- REQUIRED ACTION -
Your answer must be an exact copy of the records below, minus the pictures.

»»

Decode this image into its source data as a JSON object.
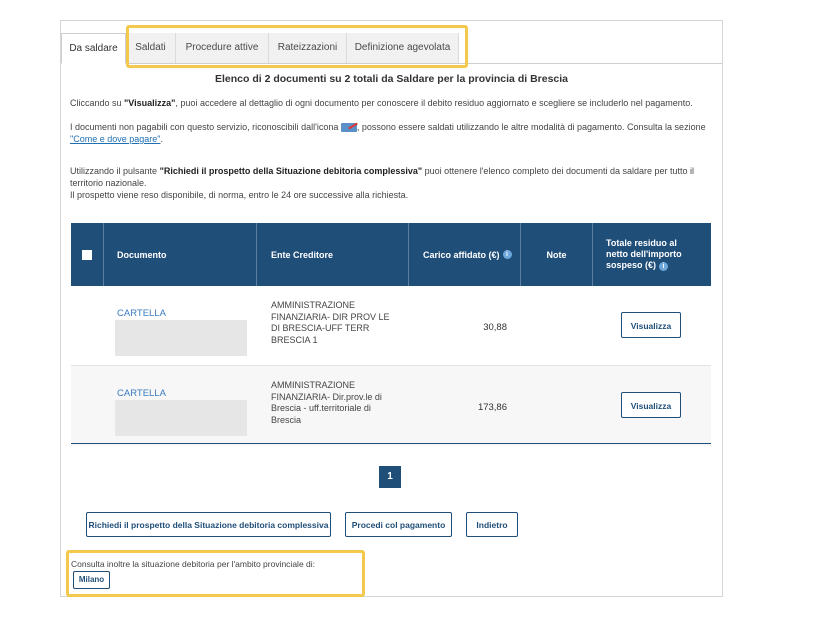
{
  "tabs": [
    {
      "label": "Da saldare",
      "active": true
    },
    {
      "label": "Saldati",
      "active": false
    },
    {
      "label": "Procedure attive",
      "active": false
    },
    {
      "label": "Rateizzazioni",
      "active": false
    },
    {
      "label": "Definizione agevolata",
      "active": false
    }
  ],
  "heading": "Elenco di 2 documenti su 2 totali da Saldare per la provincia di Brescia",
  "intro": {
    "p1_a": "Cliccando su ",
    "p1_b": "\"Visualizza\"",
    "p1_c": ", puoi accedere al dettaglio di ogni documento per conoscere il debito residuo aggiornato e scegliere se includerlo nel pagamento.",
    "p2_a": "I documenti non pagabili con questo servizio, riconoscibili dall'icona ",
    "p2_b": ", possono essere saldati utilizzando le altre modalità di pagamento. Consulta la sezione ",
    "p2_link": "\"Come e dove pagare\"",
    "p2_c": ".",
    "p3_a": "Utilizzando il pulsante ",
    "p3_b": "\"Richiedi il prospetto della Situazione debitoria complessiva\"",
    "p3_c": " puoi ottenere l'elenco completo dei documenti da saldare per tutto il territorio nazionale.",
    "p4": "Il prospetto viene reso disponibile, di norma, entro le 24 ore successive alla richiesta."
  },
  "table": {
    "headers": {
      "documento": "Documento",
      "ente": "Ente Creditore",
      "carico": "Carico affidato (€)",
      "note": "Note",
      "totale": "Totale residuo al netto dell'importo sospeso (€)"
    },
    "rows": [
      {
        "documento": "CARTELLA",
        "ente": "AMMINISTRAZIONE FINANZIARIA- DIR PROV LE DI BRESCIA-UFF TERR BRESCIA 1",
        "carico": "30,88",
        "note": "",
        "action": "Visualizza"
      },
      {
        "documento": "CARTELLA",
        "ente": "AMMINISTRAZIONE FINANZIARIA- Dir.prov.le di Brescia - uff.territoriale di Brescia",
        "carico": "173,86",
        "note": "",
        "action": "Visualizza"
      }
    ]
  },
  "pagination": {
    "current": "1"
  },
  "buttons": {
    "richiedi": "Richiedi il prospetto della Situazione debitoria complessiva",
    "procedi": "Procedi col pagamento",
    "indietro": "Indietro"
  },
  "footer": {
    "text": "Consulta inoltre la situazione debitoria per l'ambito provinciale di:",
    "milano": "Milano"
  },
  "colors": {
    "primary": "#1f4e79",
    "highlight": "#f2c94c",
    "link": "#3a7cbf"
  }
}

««

- RESPONSE AREA -
Decode this image into its source data as a JSON object.
{
  "tabs": [
    {
      "label": "Da saldare",
      "active": true
    },
    {
      "label": "Saldati",
      "active": false
    },
    {
      "label": "Procedure attive",
      "active": false
    },
    {
      "label": "Rateizzazioni",
      "active": false
    },
    {
      "label": "Definizione agevolata",
      "active": false
    }
  ],
  "heading": "Elenco di 2 documenti su 2 totali da Saldare per la provincia di Brescia",
  "intro": {
    "p1_a": "Cliccando su ",
    "p1_b": "\"Visualizza\"",
    "p1_c": ", puoi accedere al dettaglio di ogni documento per conoscere il debito residuo aggiornato e scegliere se includerlo nel pagamento.",
    "p2_a": "I documenti non pagabili con questo servizio, riconoscibili dall'icona ",
    "p2_b": ", possono essere saldati utilizzando le altre modalità di pagamento. Consulta la sezione ",
    "p2_link": "\"Come e dove pagare\"",
    "p2_c": ".",
    "p3_a": "Utilizzando il pulsante ",
    "p3_b": "\"Richiedi il prospetto della Situazione debitoria complessiva\"",
    "p3_c": " puoi ottenere l'elenco completo dei documenti da saldare per tutto il territorio nazionale.",
    "p4": "Il prospetto viene reso disponibile, di norma, entro le 24 ore successive alla richiesta."
  },
  "table": {
    "headers": {
      "documento": "Documento",
      "ente": "Ente Creditore",
      "carico": "Carico affidato (€)",
      "note": "Note",
      "totale": "Totale residuo al netto dell'importo sospeso (€)"
    },
    "rows": [
      {
        "documento": "CARTELLA",
        "ente": "AMMINISTRAZIONE FINANZIARIA- DIR PROV LE DI BRESCIA-UFF TERR BRESCIA 1",
        "carico": "30,88",
        "note": "",
        "action": "Visualizza"
      },
      {
        "documento": "CARTELLA",
        "ente": "AMMINISTRAZIONE FINANZIARIA- Dir.prov.le di Brescia - uff.territoriale di Brescia",
        "carico": "173,86",
        "note": "",
        "action": "Visualizza"
      }
    ]
  },
  "pagination": {
    "current": "1"
  },
  "buttons": {
    "richiedi": "Richiedi il prospetto della Situazione debitoria complessiva",
    "procedi": "Procedi col pagamento",
    "indietro": "Indietro"
  },
  "footer": {
    "text": "Consulta inoltre la situazione debitoria per l'ambito provinciale di:",
    "milano": "Milano"
  },
  "colors": {
    "primary": "#1f4e79",
    "highlight": "#f2c94c",
    "link": "#3a7cbf"
  }
}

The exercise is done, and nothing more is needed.